### [Exercise brief]
If a line in the entries below includes "title", pick it out and copy it.

### [Items from an interface collection]
|---|

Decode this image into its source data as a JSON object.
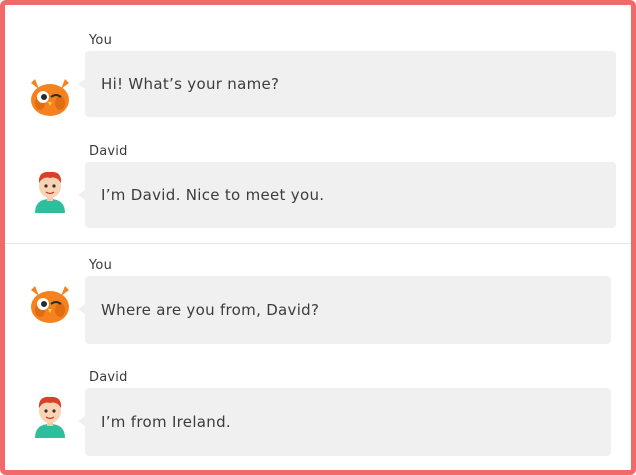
{
  "dialogue": [
    {
      "messages": [
        {
          "speaker": "You",
          "avatar": "owl-mascot-icon",
          "text": "Hi! What’s your name?"
        },
        {
          "speaker": "David",
          "avatar": "boy-avatar-icon",
          "text": "I’m David. Nice to meet you."
        }
      ]
    },
    {
      "messages": [
        {
          "speaker": "You",
          "avatar": "owl-mascot-icon",
          "text": "Where are you from, David?"
        },
        {
          "speaker": "David",
          "avatar": "boy-avatar-icon",
          "text": "I’m from Ireland."
        }
      ]
    }
  ],
  "colors": {
    "frame_border": "#f06a68",
    "bubble_bg": "#f0f0f0",
    "owl_orange": "#f5821f",
    "shirt_teal": "#2dbf9c",
    "hair_red": "#d8402a"
  }
}
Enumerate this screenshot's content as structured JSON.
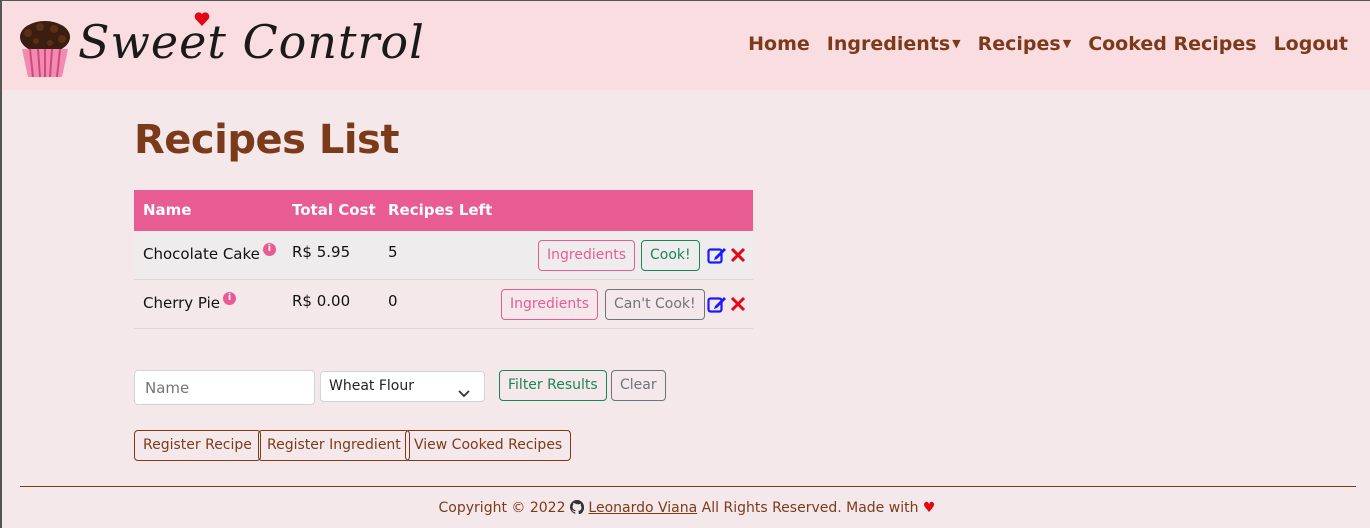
{
  "brand": {
    "title": "Sweet Control"
  },
  "nav": {
    "home": "Home",
    "ingredients": "Ingredients",
    "recipes": "Recipes",
    "cooked_recipes": "Cooked Recipes",
    "logout": "Logout"
  },
  "page": {
    "title": "Recipes List"
  },
  "table": {
    "headers": {
      "name": "Name",
      "total_cost": "Total Cost",
      "recipes_left": "Recipes Left"
    },
    "rows": [
      {
        "name": "Chocolate Cake",
        "total_cost": "R$ 5.95",
        "recipes_left": "5",
        "ingredients_label": "Ingredients",
        "cook_label": "Cook!"
      },
      {
        "name": "Cherry Pie",
        "total_cost": "R$ 0.00",
        "recipes_left": "0",
        "ingredients_label": "Ingredients",
        "cook_label": "Can't Cook!"
      }
    ]
  },
  "filter": {
    "name_placeholder": "Name",
    "ingredient_selected": "Wheat Flour",
    "filter_label": "Filter Results",
    "clear_label": "Clear"
  },
  "actions": {
    "register_recipe": "Register Recipe",
    "register_ingredient": "Register Ingredient",
    "view_cooked": "View Cooked Recipes"
  },
  "footer": {
    "copyright": "Copyright",
    "year": "2022",
    "author": "Leonardo Viana",
    "rights": "All Rights Reserved. Made with"
  },
  "colors": {
    "accent_pink": "#e95b93",
    "brand_brown": "#7b3b1b",
    "navbar_bg": "#f9dde1",
    "page_bg": "#f5e8ea"
  },
  "icons": [
    "cupcake-logo-icon",
    "heart-icon",
    "edit-icon",
    "delete-icon",
    "info-icon",
    "chevron-down-icon",
    "copyright-icon",
    "github-icon"
  ]
}
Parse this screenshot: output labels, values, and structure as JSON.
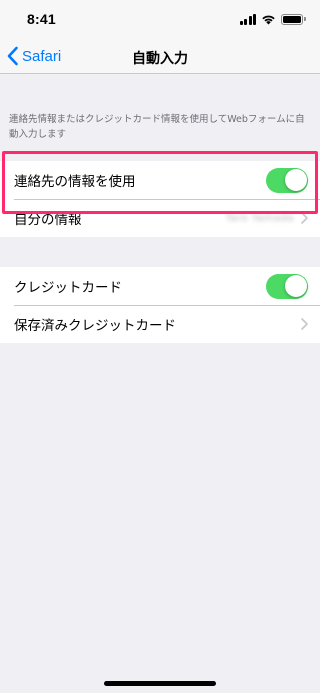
{
  "status_bar": {
    "time": "8:41",
    "icons": [
      "cellular-signal-icon",
      "wifi-icon",
      "battery-icon"
    ]
  },
  "nav": {
    "back_label": "Safari",
    "title": "自動入力"
  },
  "description": "連絡先情報またはクレジットカード情報を使用してWebフォームに自動入力します",
  "group1": {
    "use_contact_label": "連絡先の情報を使用",
    "use_contact_on": true,
    "my_info_label": "自分の情報",
    "my_info_value": "Taro Yamada"
  },
  "group2": {
    "credit_card_label": "クレジットカード",
    "credit_card_on": true,
    "saved_cards_label": "保存済みクレジットカード"
  },
  "colors": {
    "accent": "#007aff",
    "toggle_on": "#4cd964",
    "highlight": "#ff2a6d",
    "background": "#efeff4"
  }
}
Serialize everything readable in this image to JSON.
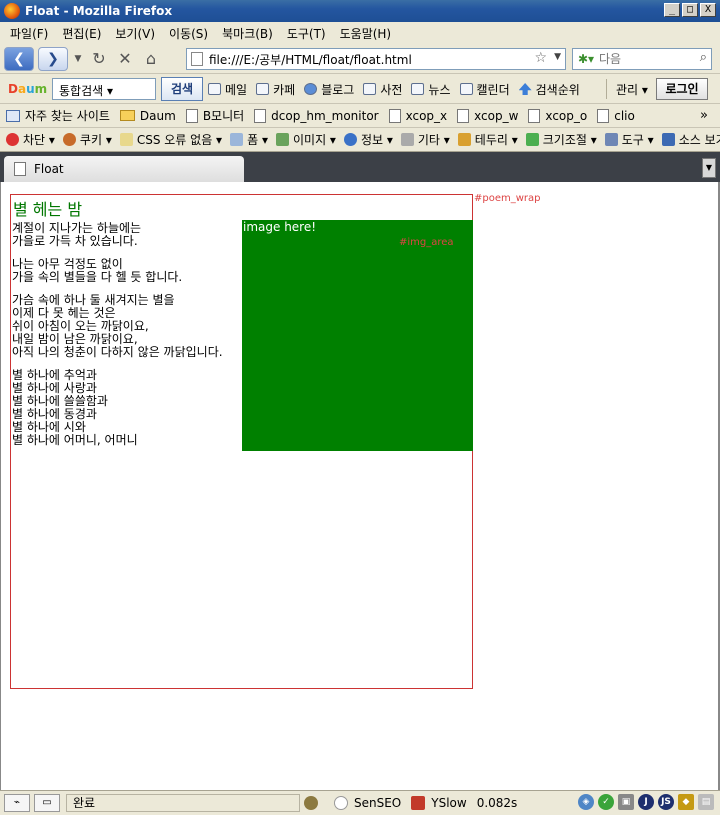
{
  "window": {
    "title": "Float - Mozilla Firefox",
    "minimize": "_",
    "maximize": "□",
    "close": "X"
  },
  "menu": [
    "파일(F)",
    "편집(E)",
    "보기(V)",
    "이동(S)",
    "북마크(B)",
    "도구(T)",
    "도움말(H)"
  ],
  "nav": {
    "url": "file:///E:/공부/HTML/float/float.html",
    "search_placeholder": "다음"
  },
  "daum": {
    "logo": [
      "D",
      "a",
      "u",
      "m"
    ],
    "search_select": "통합검색 ▾",
    "search_button": "검색",
    "tools": [
      "메일",
      "카페",
      "블로그",
      "사전",
      "뉴스",
      "캘린더",
      "검색순위"
    ],
    "manage": "관리 ▾",
    "login": "로그인"
  },
  "bookmarks": [
    "자주 찾는 사이트",
    "Daum",
    "B모니터",
    "dcop_hm_monitor",
    "xcop_x",
    "xcop_w",
    "xcop_o",
    "clio"
  ],
  "bookmarks_more": "»",
  "webdev": [
    "차단 ▾",
    "쿠키 ▾",
    "CSS 오류 없음 ▾",
    "폼 ▾",
    "이미지 ▾",
    "정보 ▾",
    "기타 ▾",
    "테두리 ▾",
    "크기조절 ▾",
    "도구 ▾",
    "소스 보기"
  ],
  "tab": {
    "title": "Float"
  },
  "page": {
    "title": "별 헤는 밤",
    "stanzas": [
      [
        "계절이 지나가는 하늘에는",
        "가을로 가득 차 있습니다."
      ],
      [
        "나는 아무 걱정도 없이",
        "가을 속의 별들을 다 헬 듯 합니다."
      ],
      [
        "가슴 속에 하나 둘 새겨지는 별을",
        "이제 다 못 헤는 것은",
        "쉬이 아침이 오는 까닭이요,",
        "내일 밤이 남은 까닭이요,",
        "아직 나의 청춘이 다하지 않은 까닭입니다."
      ],
      [
        "별 하나에 추억과",
        "별 하나에 사랑과",
        "별 하나에 쓸쓸함과",
        "별 하나에 동경과",
        "별 하나에 시와",
        "별 하나에 어머니, 어머니"
      ]
    ],
    "image_text": "image here!",
    "image_label": "#img_area",
    "wrap_label": "#poem_wrap"
  },
  "status": {
    "text": "완료",
    "senseo": "SenSEO",
    "yslow": "YSlow",
    "time": "0.082s"
  }
}
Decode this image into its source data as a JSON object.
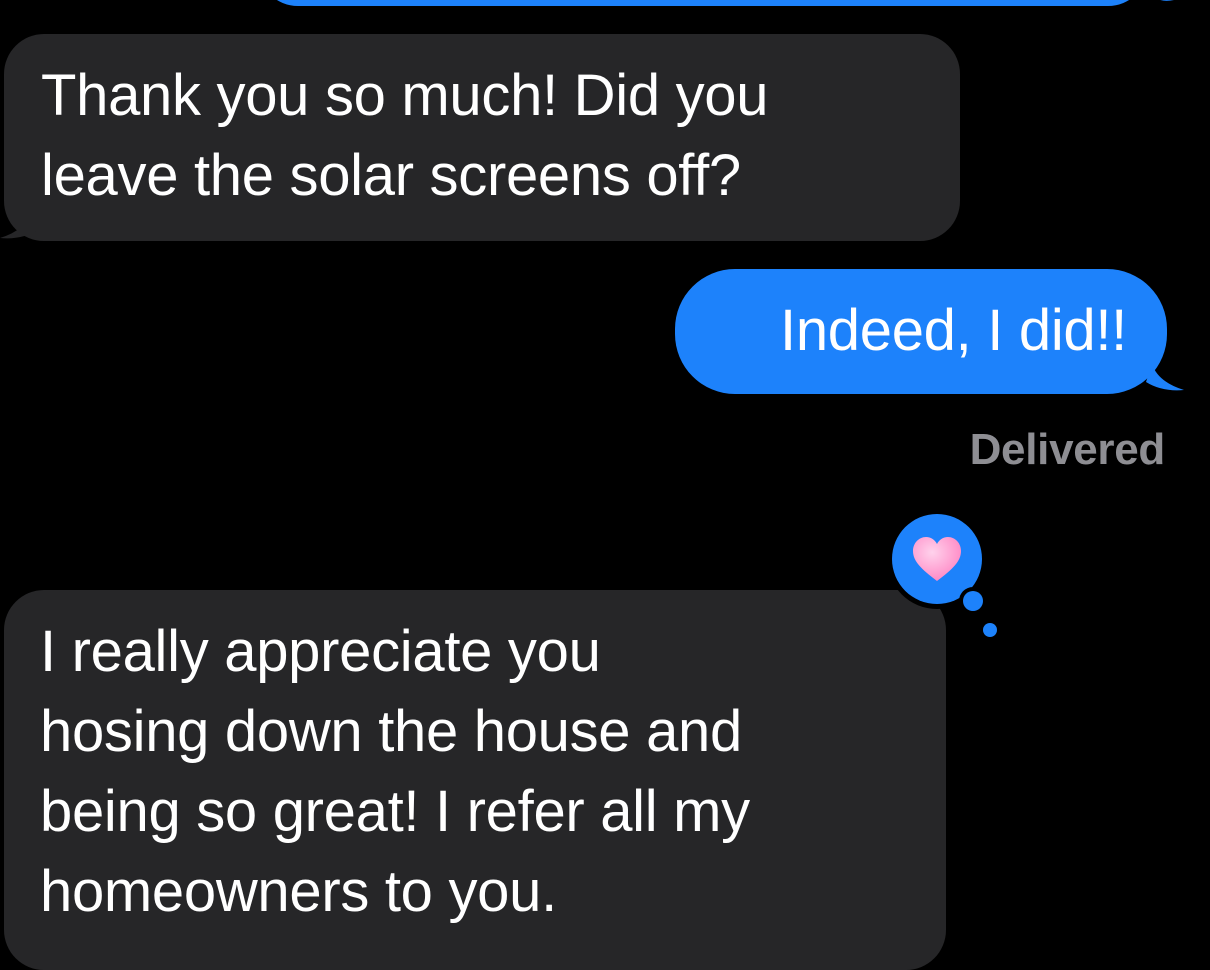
{
  "conversation": {
    "messages": [
      {
        "direction": "incoming",
        "lines": [
          "Thank you so much! Did you",
          "leave the solar screens off?"
        ]
      },
      {
        "direction": "outgoing",
        "lines": [
          "Indeed, I did!!"
        ]
      },
      {
        "direction": "incoming",
        "lines": [
          "I really appreciate you",
          "hosing down the house and",
          "being so great! I refer all my",
          "homeowners to you."
        ],
        "reaction": "heart"
      }
    ],
    "delivery_status": "Delivered"
  },
  "colors": {
    "background": "#000000",
    "incoming_bubble": "#262628",
    "outgoing_bubble": "#1d82fb",
    "status_text": "#8e8e93",
    "heart": "#ff8fc8"
  }
}
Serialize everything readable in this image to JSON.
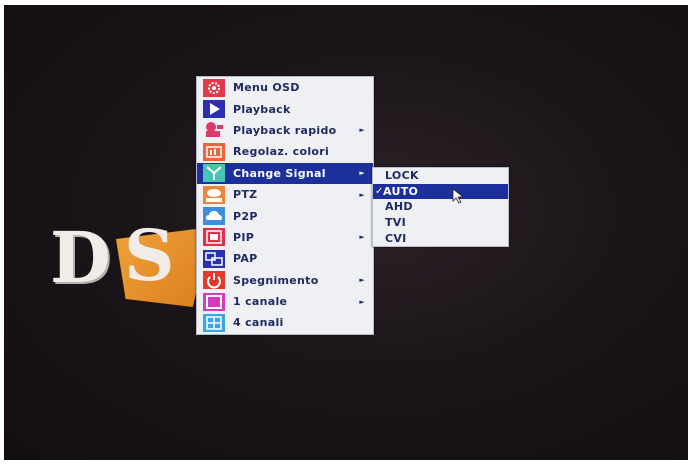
{
  "logo": {
    "letter_d": "D",
    "letter_s": "S",
    "accent_color": "#e8922c"
  },
  "menu": {
    "items": [
      {
        "label": "Menu OSD",
        "icon": "menu-osd-icon",
        "icon_color": "#e23a4a",
        "has_submenu": false
      },
      {
        "label": "Playback",
        "icon": "play-icon",
        "icon_color": "#2a2fb0",
        "has_submenu": false
      },
      {
        "label": "Playback rapido",
        "icon": "fast-playback-icon",
        "icon_color": "#d93a6a",
        "has_submenu": true
      },
      {
        "label": "Regolaz. colori",
        "icon": "color-adjust-icon",
        "icon_color": "#f0643c",
        "has_submenu": false
      },
      {
        "label": "Change Signal",
        "icon": "signal-antenna-icon",
        "icon_color": "#46c4b4",
        "has_submenu": true,
        "active": true
      },
      {
        "label": "PTZ",
        "icon": "ptz-icon",
        "icon_color": "#f0853a",
        "has_submenu": true
      },
      {
        "label": "P2P",
        "icon": "cloud-icon",
        "icon_color": "#3c8fe0",
        "has_submenu": false
      },
      {
        "label": "PIP",
        "icon": "pip-icon",
        "icon_color": "#e0304a",
        "has_submenu": true
      },
      {
        "label": "PAP",
        "icon": "pap-icon",
        "icon_color": "#2a2fb0",
        "has_submenu": false
      },
      {
        "label": "Spegnimento",
        "icon": "power-icon",
        "icon_color": "#e23a2a",
        "has_submenu": true
      },
      {
        "label": "1 canale",
        "icon": "single-channel-icon",
        "icon_color": "#d63ac0",
        "has_submenu": true
      },
      {
        "label": "4 canali",
        "icon": "quad-channel-icon",
        "icon_color": "#3aa8e0",
        "has_submenu": false
      }
    ],
    "submenu_arrow": "►"
  },
  "submenu": {
    "items": [
      {
        "label": "LOCK",
        "checked": false
      },
      {
        "label": "AUTO",
        "checked": true
      },
      {
        "label": "AHD",
        "checked": false
      },
      {
        "label": "TVI",
        "checked": false
      },
      {
        "label": "CVI",
        "checked": false
      }
    ],
    "check_mark": "✓"
  },
  "colors": {
    "highlight": "#1d2f9a",
    "menu_bg": "#eef0f4",
    "menu_text": "#1f2a66"
  }
}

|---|

### [Answer box]
    "title": "Sweet Control"
    "title": "Recipes List"
    "title": "自動入力"
    "title": "Float - Mozilla Firefox",
    "title": "Float"
    "title": "별 헤는 밤",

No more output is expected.